**Problem to work on**
Nothing is to be altered. Print each record in full.

**Stored data**

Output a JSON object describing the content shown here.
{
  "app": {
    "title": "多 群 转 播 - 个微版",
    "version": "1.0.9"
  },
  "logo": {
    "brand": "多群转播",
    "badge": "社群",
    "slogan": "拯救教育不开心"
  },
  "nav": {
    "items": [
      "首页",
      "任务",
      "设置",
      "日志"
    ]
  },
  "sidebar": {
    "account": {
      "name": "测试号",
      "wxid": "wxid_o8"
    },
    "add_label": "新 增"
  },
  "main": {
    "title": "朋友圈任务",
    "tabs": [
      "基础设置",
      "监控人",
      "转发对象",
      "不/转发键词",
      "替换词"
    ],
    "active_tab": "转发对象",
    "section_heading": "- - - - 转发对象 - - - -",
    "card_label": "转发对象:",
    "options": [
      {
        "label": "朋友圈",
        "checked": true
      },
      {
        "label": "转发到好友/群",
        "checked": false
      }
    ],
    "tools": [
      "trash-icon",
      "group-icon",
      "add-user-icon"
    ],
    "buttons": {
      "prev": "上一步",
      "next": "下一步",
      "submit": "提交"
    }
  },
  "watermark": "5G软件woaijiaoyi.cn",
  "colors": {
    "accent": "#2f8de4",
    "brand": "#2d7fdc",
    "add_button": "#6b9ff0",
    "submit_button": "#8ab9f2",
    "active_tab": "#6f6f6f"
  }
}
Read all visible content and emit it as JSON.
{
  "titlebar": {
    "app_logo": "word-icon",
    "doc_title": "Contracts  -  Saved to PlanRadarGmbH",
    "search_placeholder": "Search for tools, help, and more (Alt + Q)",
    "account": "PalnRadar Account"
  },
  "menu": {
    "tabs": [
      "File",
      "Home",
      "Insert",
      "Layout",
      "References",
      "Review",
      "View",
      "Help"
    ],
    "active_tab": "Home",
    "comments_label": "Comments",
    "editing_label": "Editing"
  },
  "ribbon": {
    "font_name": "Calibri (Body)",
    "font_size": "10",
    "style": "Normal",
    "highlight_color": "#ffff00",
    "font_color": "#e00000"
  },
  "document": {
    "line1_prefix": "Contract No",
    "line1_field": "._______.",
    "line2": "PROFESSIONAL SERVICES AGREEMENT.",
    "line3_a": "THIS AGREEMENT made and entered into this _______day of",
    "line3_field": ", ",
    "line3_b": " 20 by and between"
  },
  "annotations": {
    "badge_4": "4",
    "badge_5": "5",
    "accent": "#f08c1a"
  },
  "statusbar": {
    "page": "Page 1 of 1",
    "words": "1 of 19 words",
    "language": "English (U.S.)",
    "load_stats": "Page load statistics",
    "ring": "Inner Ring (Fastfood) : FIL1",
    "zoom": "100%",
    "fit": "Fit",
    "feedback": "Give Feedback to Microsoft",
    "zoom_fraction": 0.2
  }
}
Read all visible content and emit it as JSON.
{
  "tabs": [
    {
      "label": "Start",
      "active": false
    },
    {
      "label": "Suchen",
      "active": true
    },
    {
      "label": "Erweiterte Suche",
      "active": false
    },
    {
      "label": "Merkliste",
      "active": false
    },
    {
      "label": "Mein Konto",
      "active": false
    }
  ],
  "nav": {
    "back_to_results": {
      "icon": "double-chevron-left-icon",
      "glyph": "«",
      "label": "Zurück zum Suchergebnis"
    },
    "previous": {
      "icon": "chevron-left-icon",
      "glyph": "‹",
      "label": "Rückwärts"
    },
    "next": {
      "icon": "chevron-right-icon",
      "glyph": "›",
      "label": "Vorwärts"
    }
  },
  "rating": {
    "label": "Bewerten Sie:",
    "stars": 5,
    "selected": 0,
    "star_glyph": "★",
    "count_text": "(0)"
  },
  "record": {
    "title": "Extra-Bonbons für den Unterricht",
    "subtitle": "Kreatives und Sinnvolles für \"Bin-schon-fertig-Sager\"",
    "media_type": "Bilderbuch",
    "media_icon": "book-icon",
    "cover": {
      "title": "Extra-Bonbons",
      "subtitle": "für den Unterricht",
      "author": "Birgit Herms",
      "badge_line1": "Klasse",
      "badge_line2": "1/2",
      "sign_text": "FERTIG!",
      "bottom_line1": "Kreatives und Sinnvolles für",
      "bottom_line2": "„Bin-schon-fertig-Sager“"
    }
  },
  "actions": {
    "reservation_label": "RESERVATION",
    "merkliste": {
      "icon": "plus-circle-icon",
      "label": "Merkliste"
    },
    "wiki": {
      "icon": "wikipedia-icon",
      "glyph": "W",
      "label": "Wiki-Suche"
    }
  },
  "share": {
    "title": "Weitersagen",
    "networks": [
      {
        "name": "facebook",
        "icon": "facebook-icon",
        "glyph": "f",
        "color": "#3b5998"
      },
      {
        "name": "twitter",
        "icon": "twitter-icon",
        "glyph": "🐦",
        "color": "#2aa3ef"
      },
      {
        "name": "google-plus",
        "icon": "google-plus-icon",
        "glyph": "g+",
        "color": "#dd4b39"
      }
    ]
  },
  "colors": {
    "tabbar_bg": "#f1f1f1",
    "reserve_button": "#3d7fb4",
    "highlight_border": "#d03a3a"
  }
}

**Response to the task**
Output a JSON object describing the content shown here.
{
  "app": {
    "title": "多 群 转 播 - 个微版",
    "version": "1.0.9"
  },
  "logo": {
    "brand": "多群转播",
    "badge": "社群",
    "slogan": "拯救教育不开心"
  },
  "nav": {
    "items": [
      "首页",
      "任务",
      "设置",
      "日志"
    ]
  },
  "sidebar": {
    "account": {
      "name": "测试号",
      "wxid": "wxid_o8"
    },
    "add_label": "新 增"
  },
  "main": {
    "title": "朋友圈任务",
    "tabs": [
      "基础设置",
      "监控人",
      "转发对象",
      "不/转发键词",
      "替换词"
    ],
    "active_tab": "转发对象",
    "section_heading": "- - - - 转发对象 - - - -",
    "card_label": "转发对象:",
    "options": [
      {
        "label": "朋友圈",
        "checked": true
      },
      {
        "label": "转发到好友/群",
        "checked": false
      }
    ],
    "tools": [
      "trash-icon",
      "group-icon",
      "add-user-icon"
    ],
    "buttons": {
      "prev": "上一步",
      "next": "下一步",
      "submit": "提交"
    }
  },
  "watermark": "5G软件woaijiaoyi.cn",
  "colors": {
    "accent": "#2f8de4",
    "brand": "#2d7fdc",
    "add_button": "#6b9ff0",
    "submit_button": "#8ab9f2",
    "active_tab": "#6f6f6f"
  }
}
Read all visible content and emit it as JSON.
{
  "titlebar": {
    "app_logo": "word-icon",
    "doc_title": "Contracts  -  Saved to PlanRadarGmbH",
    "search_placeholder": "Search for tools, help, and more (Alt + Q)",
    "account": "PalnRadar Account"
  },
  "menu": {
    "tabs": [
      "File",
      "Home",
      "Insert",
      "Layout",
      "References",
      "Review",
      "View",
      "Help"
    ],
    "active_tab": "Home",
    "comments_label": "Comments",
    "editing_label": "Editing"
  },
  "ribbon": {
    "font_name": "Calibri (Body)",
    "font_size": "10",
    "style": "Normal",
    "highlight_color": "#ffff00",
    "font_color": "#e00000"
  },
  "document": {
    "line1_prefix": "Contract No",
    "line1_field": "._______.",
    "line2": "PROFESSIONAL SERVICES AGREEMENT.",
    "line3_a": "THIS AGREEMENT made and entered into this _______day of",
    "line3_field": ", ",
    "line3_b": " 20 by and between"
  },
  "annotations": {
    "badge_4": "4",
    "badge_5": "5",
    "accent": "#f08c1a"
  },
  "statusbar": {
    "page": "Page 1 of 1",
    "words": "1 of 19 words",
    "language": "English (U.S.)",
    "load_stats": "Page load statistics",
    "ring": "Inner Ring (Fastfood) : FIL1",
    "zoom": "100%",
    "fit": "Fit",
    "feedback": "Give Feedback to Microsoft",
    "zoom_fraction": 0.2
  }
}
Read all visible content and emit it as JSON.
{
  "tabs": [
    {
      "label": "Start",
      "active": false
    },
    {
      "label": "Suchen",
      "active": true
    },
    {
      "label": "Erweiterte Suche",
      "active": false
    },
    {
      "label": "Merkliste",
      "active": false
    },
    {
      "label": "Mein Konto",
      "active": false
    }
  ],
  "nav": {
    "back_to_results": {
      "icon": "double-chevron-left-icon",
      "glyph": "«",
      "label": "Zurück zum Suchergebnis"
    },
    "previous": {
      "icon": "chevron-left-icon",
      "glyph": "‹",
      "label": "Rückwärts"
    },
    "next": {
      "icon": "chevron-right-icon",
      "glyph": "›",
      "label": "Vorwärts"
    }
  },
  "rating": {
    "label": "Bewerten Sie:",
    "stars": 5,
    "selected": 0,
    "star_glyph": "★",
    "count_text": "(0)"
  },
  "record": {
    "title": "Extra-Bonbons für den Unterricht",
    "subtitle": "Kreatives und Sinnvolles für \"Bin-schon-fertig-Sager\"",
    "media_type": "Bilderbuch",
    "media_icon": "book-icon",
    "cover": {
      "title": "Extra-Bonbons",
      "subtitle": "für den Unterricht",
      "author": "Birgit Herms",
      "badge_line1": "Klasse",
      "badge_line2": "1/2",
      "sign_text": "FERTIG!",
      "bottom_line1": "Kreatives und Sinnvolles für",
      "bottom_line2": "„Bin-schon-fertig-Sager“"
    }
  },
  "actions": {
    "reservation_label": "RESERVATION",
    "merkliste": {
      "icon": "plus-circle-icon",
      "label": "Merkliste"
    },
    "wiki": {
      "icon": "wikipedia-icon",
      "glyph": "W",
      "label": "Wiki-Suche"
    }
  },
  "share": {
    "title": "Weitersagen",
    "networks": [
      {
        "name": "facebook",
        "icon": "facebook-icon",
        "glyph": "f",
        "color": "#3b5998"
      },
      {
        "name": "twitter",
        "icon": "twitter-icon",
        "glyph": "🐦",
        "color": "#2aa3ef"
      },
      {
        "name": "google-plus",
        "icon": "google-plus-icon",
        "glyph": "g+",
        "color": "#dd4b39"
      }
    ]
  },
  "colors": {
    "tabbar_bg": "#f1f1f1",
    "reserve_button": "#3d7fb4",
    "highlight_border": "#d03a3a"
  }
}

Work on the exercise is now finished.